== Required work ==
When the word "Mohamed" appears in a line of the data below, list that line.

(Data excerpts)

=====

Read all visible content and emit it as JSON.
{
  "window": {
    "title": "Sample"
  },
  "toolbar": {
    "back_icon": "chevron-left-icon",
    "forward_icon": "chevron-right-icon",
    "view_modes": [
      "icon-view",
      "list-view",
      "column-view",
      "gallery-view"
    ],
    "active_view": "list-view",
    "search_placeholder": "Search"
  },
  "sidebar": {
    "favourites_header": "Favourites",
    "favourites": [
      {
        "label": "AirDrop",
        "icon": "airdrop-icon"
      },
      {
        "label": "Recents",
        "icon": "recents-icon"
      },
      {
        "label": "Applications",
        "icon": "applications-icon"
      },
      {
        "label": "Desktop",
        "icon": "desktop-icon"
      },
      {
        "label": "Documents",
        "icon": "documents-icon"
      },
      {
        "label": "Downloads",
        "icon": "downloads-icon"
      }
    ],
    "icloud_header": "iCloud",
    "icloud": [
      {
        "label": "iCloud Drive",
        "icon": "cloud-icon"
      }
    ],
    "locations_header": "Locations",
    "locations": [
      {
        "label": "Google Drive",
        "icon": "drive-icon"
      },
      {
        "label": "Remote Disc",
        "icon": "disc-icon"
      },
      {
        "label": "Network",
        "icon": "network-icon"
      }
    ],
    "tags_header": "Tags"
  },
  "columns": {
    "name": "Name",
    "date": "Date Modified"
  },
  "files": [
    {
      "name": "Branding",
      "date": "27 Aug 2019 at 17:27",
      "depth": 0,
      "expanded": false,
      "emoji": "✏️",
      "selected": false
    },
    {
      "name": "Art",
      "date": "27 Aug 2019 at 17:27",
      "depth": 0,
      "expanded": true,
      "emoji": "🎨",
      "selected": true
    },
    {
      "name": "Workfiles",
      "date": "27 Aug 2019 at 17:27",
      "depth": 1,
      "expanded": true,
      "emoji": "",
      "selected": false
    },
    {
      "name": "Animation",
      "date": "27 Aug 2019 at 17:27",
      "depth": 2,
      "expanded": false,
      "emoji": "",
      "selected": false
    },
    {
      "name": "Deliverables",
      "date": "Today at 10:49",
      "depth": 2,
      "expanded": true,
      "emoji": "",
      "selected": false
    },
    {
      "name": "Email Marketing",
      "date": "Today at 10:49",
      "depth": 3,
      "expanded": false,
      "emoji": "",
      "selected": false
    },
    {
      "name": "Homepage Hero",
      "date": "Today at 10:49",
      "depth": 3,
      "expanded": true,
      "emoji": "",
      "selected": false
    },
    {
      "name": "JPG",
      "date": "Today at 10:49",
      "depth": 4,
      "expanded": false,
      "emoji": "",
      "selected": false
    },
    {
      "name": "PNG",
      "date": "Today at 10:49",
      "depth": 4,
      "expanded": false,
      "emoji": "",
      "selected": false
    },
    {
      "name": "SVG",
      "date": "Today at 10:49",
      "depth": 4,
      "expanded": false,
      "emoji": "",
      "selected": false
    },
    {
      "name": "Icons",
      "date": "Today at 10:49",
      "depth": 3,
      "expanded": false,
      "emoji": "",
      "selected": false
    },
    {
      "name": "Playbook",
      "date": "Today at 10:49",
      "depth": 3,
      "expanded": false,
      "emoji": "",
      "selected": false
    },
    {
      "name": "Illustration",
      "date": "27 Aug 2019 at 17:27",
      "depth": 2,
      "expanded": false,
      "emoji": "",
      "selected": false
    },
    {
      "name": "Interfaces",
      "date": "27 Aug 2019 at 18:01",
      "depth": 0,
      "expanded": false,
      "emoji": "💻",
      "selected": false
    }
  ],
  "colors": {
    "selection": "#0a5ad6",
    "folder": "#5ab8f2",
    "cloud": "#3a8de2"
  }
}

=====

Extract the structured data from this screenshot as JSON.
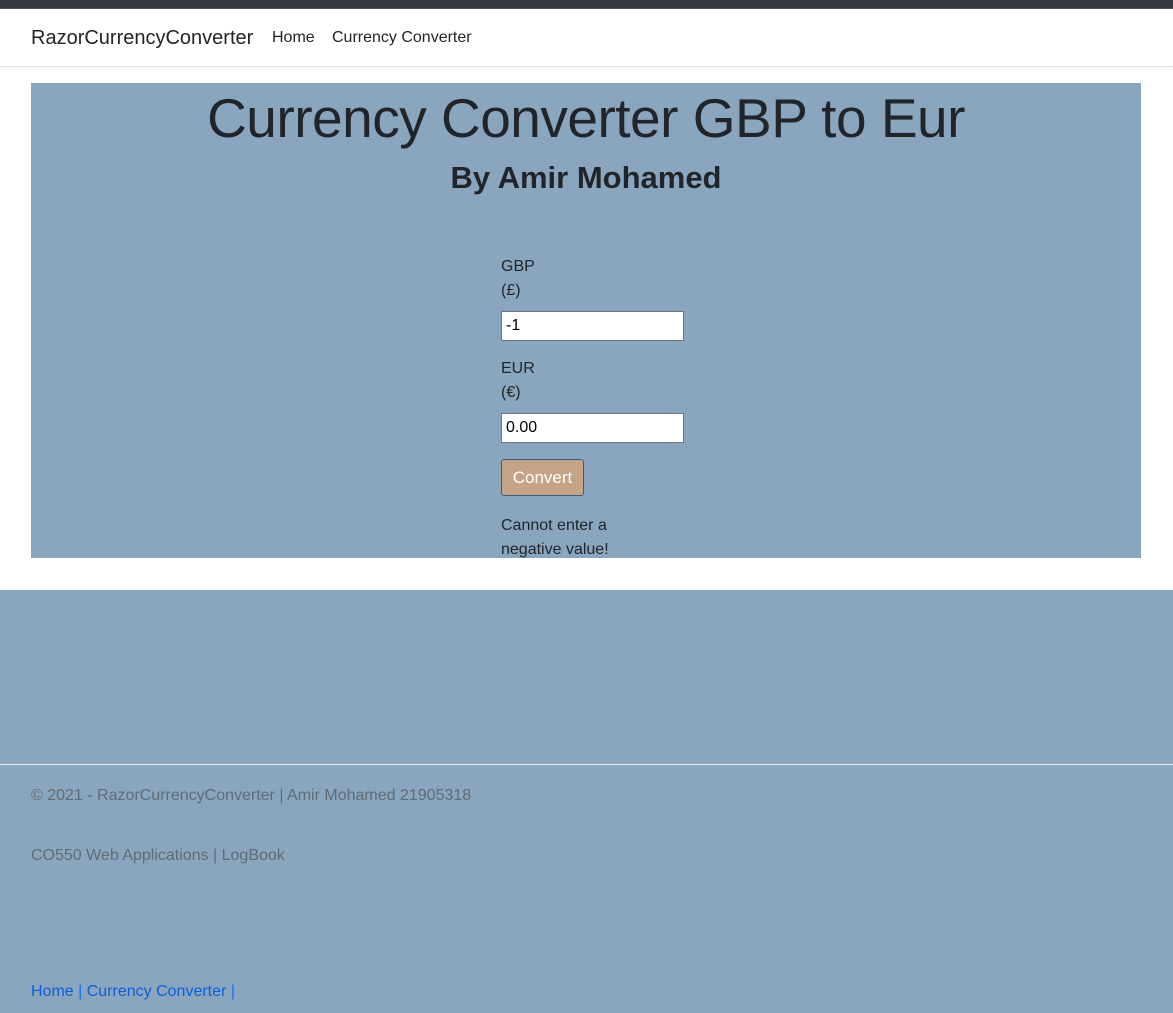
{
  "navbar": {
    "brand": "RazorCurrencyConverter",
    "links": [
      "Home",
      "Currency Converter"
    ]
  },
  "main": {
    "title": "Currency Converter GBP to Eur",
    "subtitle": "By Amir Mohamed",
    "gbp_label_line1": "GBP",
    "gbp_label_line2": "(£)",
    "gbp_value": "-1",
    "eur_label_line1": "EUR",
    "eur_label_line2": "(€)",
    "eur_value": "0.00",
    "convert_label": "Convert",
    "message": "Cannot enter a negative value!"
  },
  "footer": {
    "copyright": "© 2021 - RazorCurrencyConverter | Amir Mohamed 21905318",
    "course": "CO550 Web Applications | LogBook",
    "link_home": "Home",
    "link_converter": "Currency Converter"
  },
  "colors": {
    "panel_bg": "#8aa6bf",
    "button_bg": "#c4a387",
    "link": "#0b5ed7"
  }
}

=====

== Task result ==
    "subtitle": "By Amir Mohamed",
    "copyright": "© 2021 - RazorCurrencyConverter | Amir Mohamed 21905318",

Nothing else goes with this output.